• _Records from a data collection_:
☆ ☆ ☆ ☆

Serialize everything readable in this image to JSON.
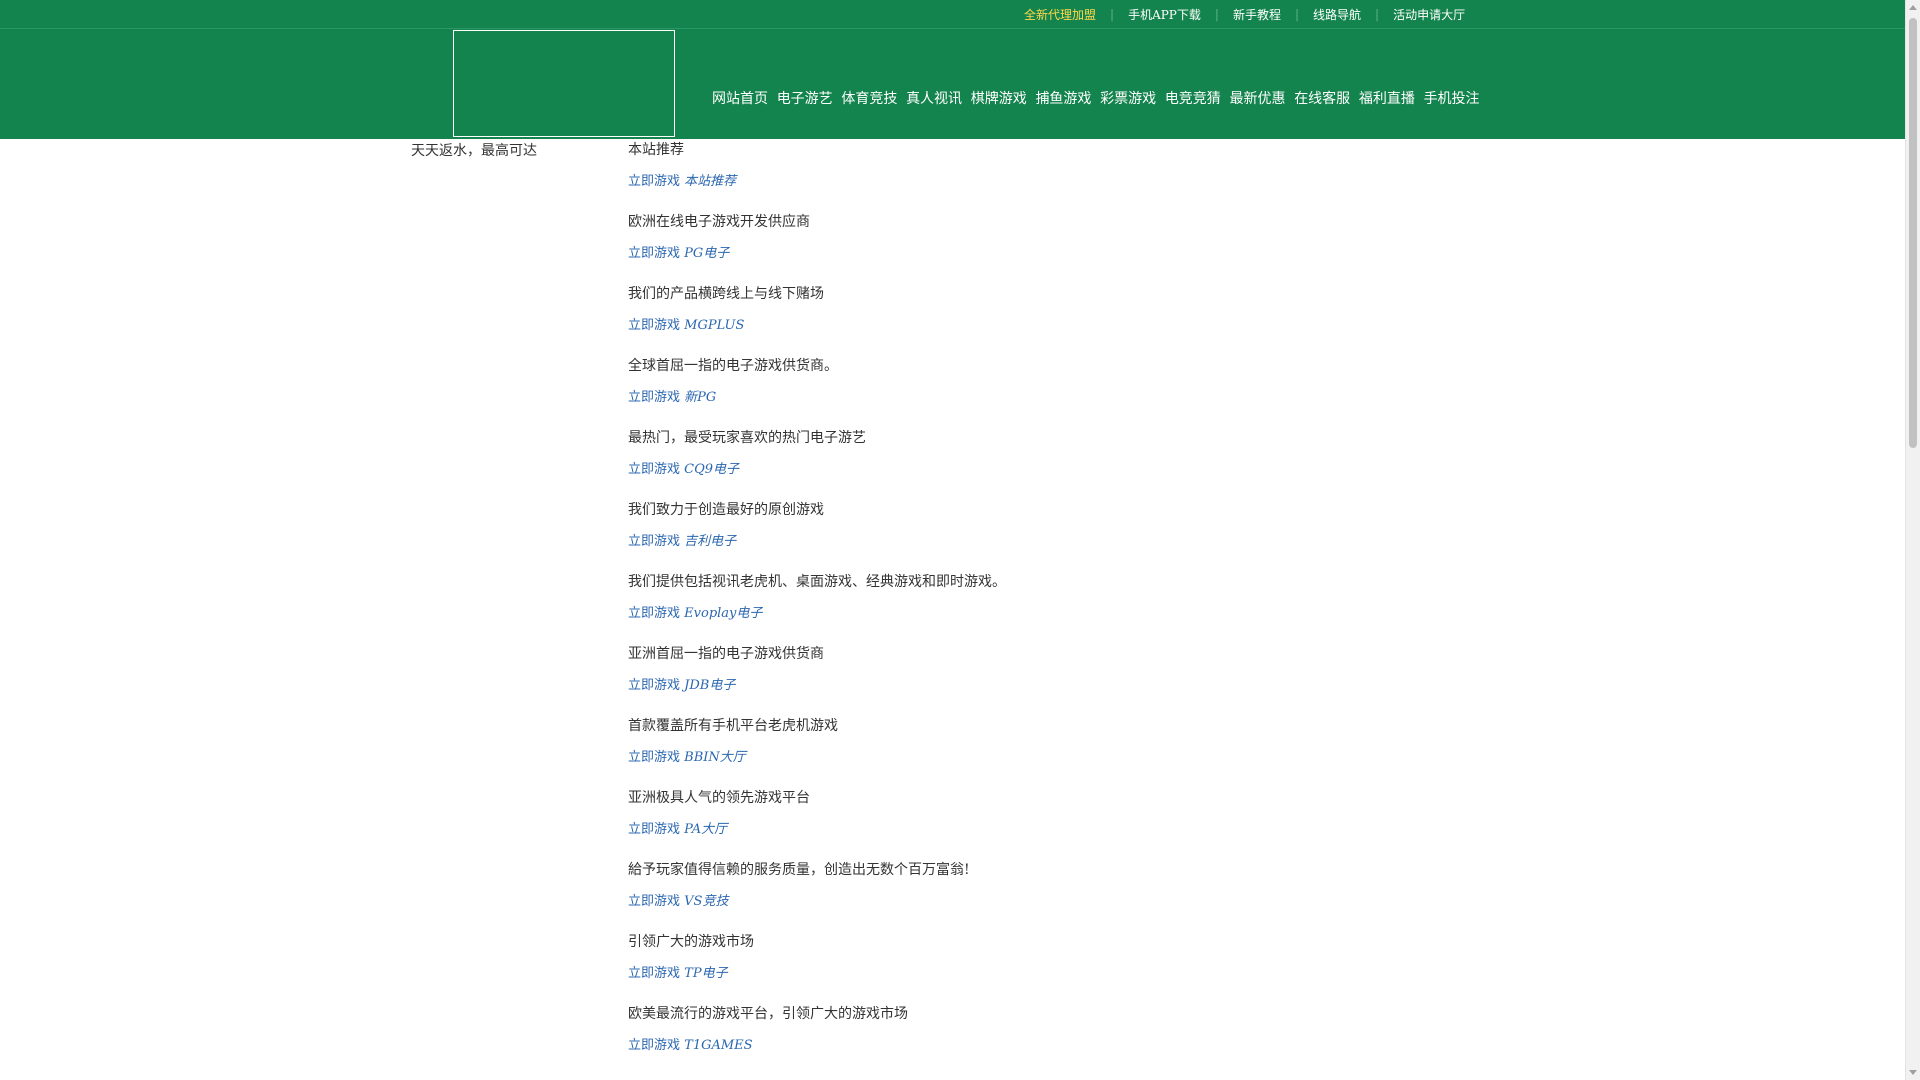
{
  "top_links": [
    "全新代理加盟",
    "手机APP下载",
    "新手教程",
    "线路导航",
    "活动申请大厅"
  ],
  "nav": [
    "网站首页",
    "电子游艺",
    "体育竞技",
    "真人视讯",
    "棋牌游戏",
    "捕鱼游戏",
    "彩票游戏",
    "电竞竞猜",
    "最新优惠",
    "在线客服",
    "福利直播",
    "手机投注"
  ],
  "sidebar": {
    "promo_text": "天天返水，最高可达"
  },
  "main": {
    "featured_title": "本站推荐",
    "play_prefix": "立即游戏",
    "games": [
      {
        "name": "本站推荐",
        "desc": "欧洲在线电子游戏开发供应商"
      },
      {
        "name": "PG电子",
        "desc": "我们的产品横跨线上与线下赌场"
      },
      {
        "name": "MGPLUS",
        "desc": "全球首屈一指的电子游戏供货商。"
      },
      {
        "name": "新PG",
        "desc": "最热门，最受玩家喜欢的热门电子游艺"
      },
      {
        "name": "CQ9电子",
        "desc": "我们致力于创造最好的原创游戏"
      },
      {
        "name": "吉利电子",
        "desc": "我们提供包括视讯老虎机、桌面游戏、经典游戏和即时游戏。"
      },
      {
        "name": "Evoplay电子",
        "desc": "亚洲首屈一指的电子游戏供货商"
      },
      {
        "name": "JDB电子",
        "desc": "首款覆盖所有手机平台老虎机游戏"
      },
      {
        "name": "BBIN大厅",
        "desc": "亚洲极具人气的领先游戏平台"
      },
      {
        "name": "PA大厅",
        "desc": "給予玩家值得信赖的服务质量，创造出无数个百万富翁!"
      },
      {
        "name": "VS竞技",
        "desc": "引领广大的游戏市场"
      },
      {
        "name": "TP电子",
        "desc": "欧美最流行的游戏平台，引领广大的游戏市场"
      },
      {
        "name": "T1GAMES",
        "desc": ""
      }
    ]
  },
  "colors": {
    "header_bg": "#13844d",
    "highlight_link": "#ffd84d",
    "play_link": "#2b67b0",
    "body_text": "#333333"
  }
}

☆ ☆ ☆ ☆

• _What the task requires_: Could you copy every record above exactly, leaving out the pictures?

• _Problem solution_:
Serialize everything readable in this image to JSON.
{
  "top_links": [
    "全新代理加盟",
    "手机APP下载",
    "新手教程",
    "线路导航",
    "活动申请大厅"
  ],
  "nav": [
    "网站首页",
    "电子游艺",
    "体育竞技",
    "真人视讯",
    "棋牌游戏",
    "捕鱼游戏",
    "彩票游戏",
    "电竞竞猜",
    "最新优惠",
    "在线客服",
    "福利直播",
    "手机投注"
  ],
  "sidebar": {
    "promo_text": "天天返水，最高可达"
  },
  "main": {
    "featured_title": "本站推荐",
    "play_prefix": "立即游戏",
    "games": [
      {
        "name": "本站推荐",
        "desc": "欧洲在线电子游戏开发供应商"
      },
      {
        "name": "PG电子",
        "desc": "我们的产品横跨线上与线下赌场"
      },
      {
        "name": "MGPLUS",
        "desc": "全球首屈一指的电子游戏供货商。"
      },
      {
        "name": "新PG",
        "desc": "最热门，最受玩家喜欢的热门电子游艺"
      },
      {
        "name": "CQ9电子",
        "desc": "我们致力于创造最好的原创游戏"
      },
      {
        "name": "吉利电子",
        "desc": "我们提供包括视讯老虎机、桌面游戏、经典游戏和即时游戏。"
      },
      {
        "name": "Evoplay电子",
        "desc": "亚洲首屈一指的电子游戏供货商"
      },
      {
        "name": "JDB电子",
        "desc": "首款覆盖所有手机平台老虎机游戏"
      },
      {
        "name": "BBIN大厅",
        "desc": "亚洲极具人气的领先游戏平台"
      },
      {
        "name": "PA大厅",
        "desc": "給予玩家值得信赖的服务质量，创造出无数个百万富翁!"
      },
      {
        "name": "VS竞技",
        "desc": "引领广大的游戏市场"
      },
      {
        "name": "TP电子",
        "desc": "欧美最流行的游戏平台，引领广大的游戏市场"
      },
      {
        "name": "T1GAMES",
        "desc": ""
      }
    ]
  },
  "colors": {
    "header_bg": "#13844d",
    "highlight_link": "#ffd84d",
    "play_link": "#2b67b0",
    "body_text": "#333333"
  }
}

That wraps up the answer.